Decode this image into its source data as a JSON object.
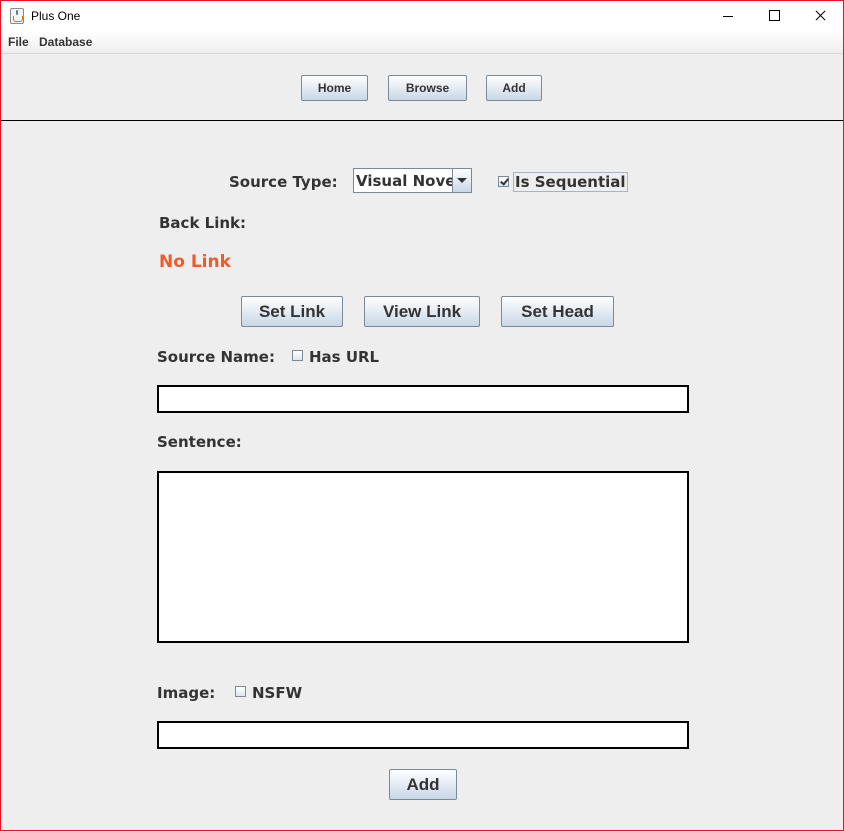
{
  "window": {
    "title": "Plus One"
  },
  "menu": {
    "items": [
      "File",
      "Database"
    ]
  },
  "nav": {
    "home": "Home",
    "browse": "Browse",
    "add": "Add"
  },
  "form": {
    "source_type_label": "Source Type:",
    "source_type_value": "Visual Novel",
    "is_sequential_label": "Is Sequential",
    "is_sequential_checked": true,
    "back_link_label": "Back Link:",
    "link_status": "No Link",
    "link_status_color": "#f05a28",
    "set_link": "Set Link",
    "view_link": "View Link",
    "set_head": "Set Head",
    "source_name_label": "Source Name:",
    "has_url_label": "Has URL",
    "has_url_checked": false,
    "source_name_value": "",
    "sentence_label": "Sentence:",
    "sentence_value": "",
    "image_label": "Image:",
    "nsfw_label": "NSFW",
    "nsfw_checked": false,
    "image_value": "",
    "add_button": "Add"
  },
  "icons": {
    "app": "java-cup-icon",
    "minimize": "minimize-icon",
    "maximize": "maximize-icon",
    "close": "close-icon",
    "dropdown": "chevron-down-icon"
  }
}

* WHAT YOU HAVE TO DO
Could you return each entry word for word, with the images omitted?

* SOLUTION TO THIS PROBLEM
Decode this image into its source data as a JSON object.
{
  "window": {
    "title": "Plus One"
  },
  "menu": {
    "items": [
      "File",
      "Database"
    ]
  },
  "nav": {
    "home": "Home",
    "browse": "Browse",
    "add": "Add"
  },
  "form": {
    "source_type_label": "Source Type:",
    "source_type_value": "Visual Novel",
    "is_sequential_label": "Is Sequential",
    "is_sequential_checked": true,
    "back_link_label": "Back Link:",
    "link_status": "No Link",
    "link_status_color": "#f05a28",
    "set_link": "Set Link",
    "view_link": "View Link",
    "set_head": "Set Head",
    "source_name_label": "Source Name:",
    "has_url_label": "Has URL",
    "has_url_checked": false,
    "source_name_value": "",
    "sentence_label": "Sentence:",
    "sentence_value": "",
    "image_label": "Image:",
    "nsfw_label": "NSFW",
    "nsfw_checked": false,
    "image_value": "",
    "add_button": "Add"
  },
  "icons": {
    "app": "java-cup-icon",
    "minimize": "minimize-icon",
    "maximize": "maximize-icon",
    "close": "close-icon",
    "dropdown": "chevron-down-icon"
  }
}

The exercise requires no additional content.